1. Rate the Information
Goal: Participants determine what pieces of information are MOST important.
Ask participants: Of the five principles, which do YOU find most important? (Or, put these in order from MOST to LEAST important for you.) This causes the participants to not only read each piece of information, but compare and contrast them. You’ve suddenly moved from the Remember/Understand level of Bloom’s cognitive domain taxonomy to the Analyze level! (Ask them to justify and you can even get to Evaluate).
Note: Keep this quick, and emphasize that there are no right/wrong answers! You don’t have to do a full group share-out (this can take forever and lose your audience’s attention again); as long as people get to at least discuss with a partner, they’ll feel heard, though you can always ask a few people to share out if they feel really passionately. You can also include some technology in here with something like Poll Everywhere or Peardeck that allows your audience to quickly see overall rankings. Note: I still recommend having people talk to one another; the more collaboration, the more areas of the brain are being used, and the more likely they are to remember.
2. Relate the Information
Goal: Participants relate the information to something in their own lives.

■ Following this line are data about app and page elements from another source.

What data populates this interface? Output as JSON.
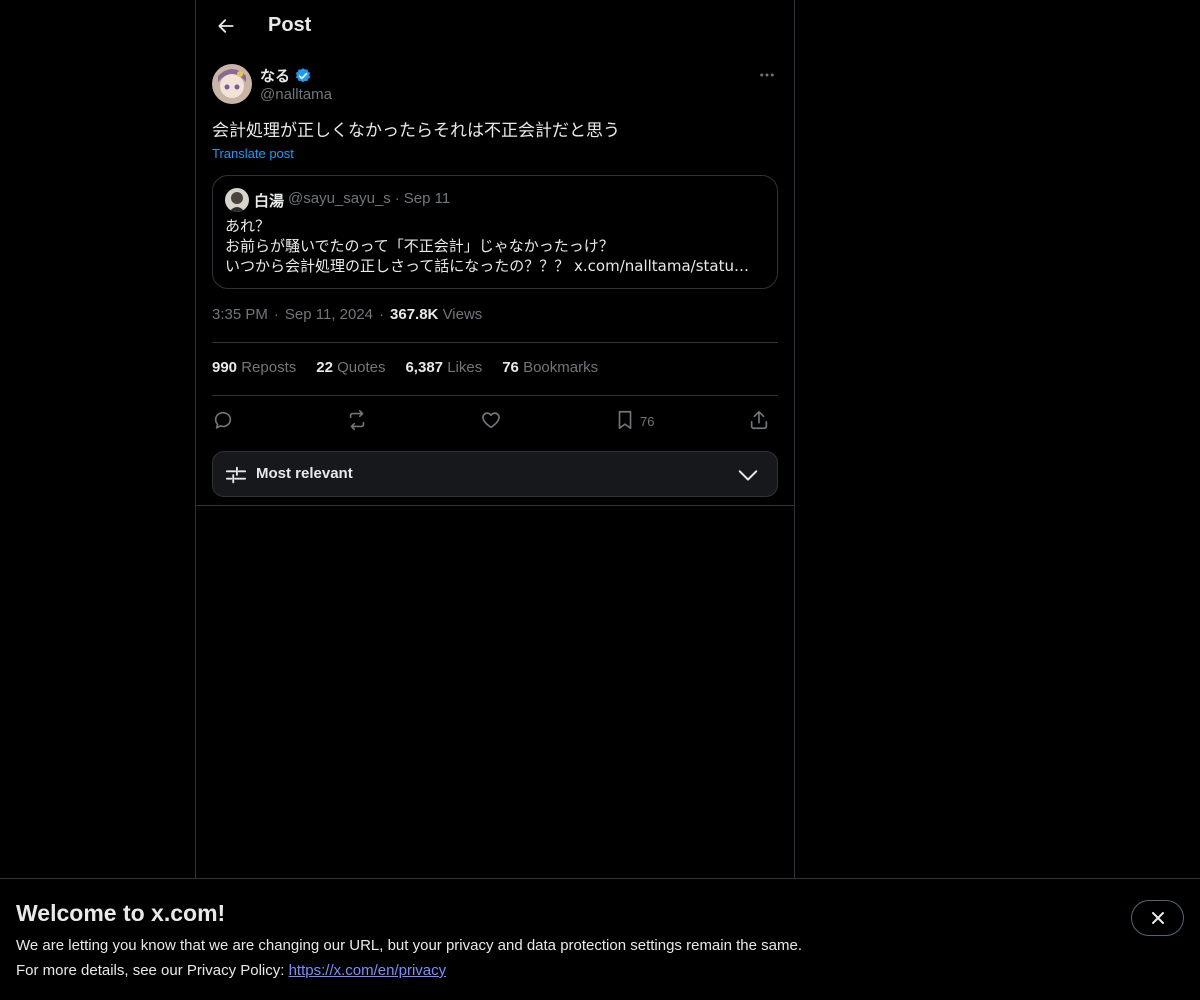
{
  "header": {
    "title": "Post"
  },
  "post": {
    "author_name": "なる",
    "author_handle": "@nalltama",
    "text": "会計処理が正しくなかったらそれは不正会計だと思う",
    "translate_label": "Translate post",
    "time": "3:35 PM",
    "date": "Sep 11, 2024",
    "views_count": "367.8K",
    "views_label": "Views",
    "separator": "·"
  },
  "quote": {
    "name": "白湯",
    "handle": "@sayu_sayu_s",
    "separator": "·",
    "date": "Sep 11",
    "lines": [
      "あれ？",
      "お前らが騒いでたのって「不正会計」じゃなかったっけ？",
      "いつから会計処理の正しさって話になったの？？？ x.com/nalltama/statu…"
    ]
  },
  "stats": [
    {
      "count": "990",
      "label": "Reposts"
    },
    {
      "count": "22",
      "label": "Quotes"
    },
    {
      "count": "6,387",
      "label": "Likes"
    },
    {
      "count": "76",
      "label": "Bookmarks"
    }
  ],
  "actions": {
    "bookmark_count": "76"
  },
  "sort": {
    "label": "Most relevant"
  },
  "banner": {
    "title": "Welcome to x.com!",
    "line1": "We are letting you know that we are changing our URL, but your privacy and data protection settings remain the same.",
    "line2_prefix": "For more details, see our Privacy Policy: ",
    "link": "https://x.com/en/privacy"
  },
  "colors": {
    "accent": "#1d9bf0",
    "muted": "#71767b",
    "border": "#2f3336",
    "link": "#7d8cff"
  }
}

Tell participants: Think of a story from your own life that either CONFIRMS or CONTRADICTS the principles. Think of this story and be ready to explain the story and WHY it confirms or contradicts the principles to a partner in 45 seconds or less. Give participants about 2-3 minutes to review the principles and then to think of their individual stories, and then have them turn and talk.
What this does is connect the information to the person’s memories, therefore engaging more parts of the brain, creating new neural networks, and making it easier for the person to retrieve the information later.
3. Create with the Information
Goal: Participants USE the information in a new, creative, and preferably collaborative way.
Tell participants: Read the 5 principles of adult learning. Working with a partner or small group, create a basic sketch of your Dream Professional Development on a topic of your choice that would achieve each principle.
Depending on how much time you have for the concept, there are a few ways to share this out. 1) You can go old school and have folks write up their descriptions on chart paper, then do a gallery walk. 2) You can incorporate technology and have them explain brief descriptions on something like padlet, Google Classroom, or Flipgrid.
What other ideas do you have for how to share information in a presentation without boring the pants off your audience? We’d love to hear them!
Kate Wolfe Maxlow is the Chief Creative Officer at eObservations and DCD Consulting. She has worked as: an elementary school teacher; an instructional coach; a Director of Innovation and Professional Learning; and a Director of Curriculum, Instruction, and Assessment. She’s taught classes from PreK to PhD. She is allergic to every single ingredient in pizza. She can be reached at firstname.lastname@example.org.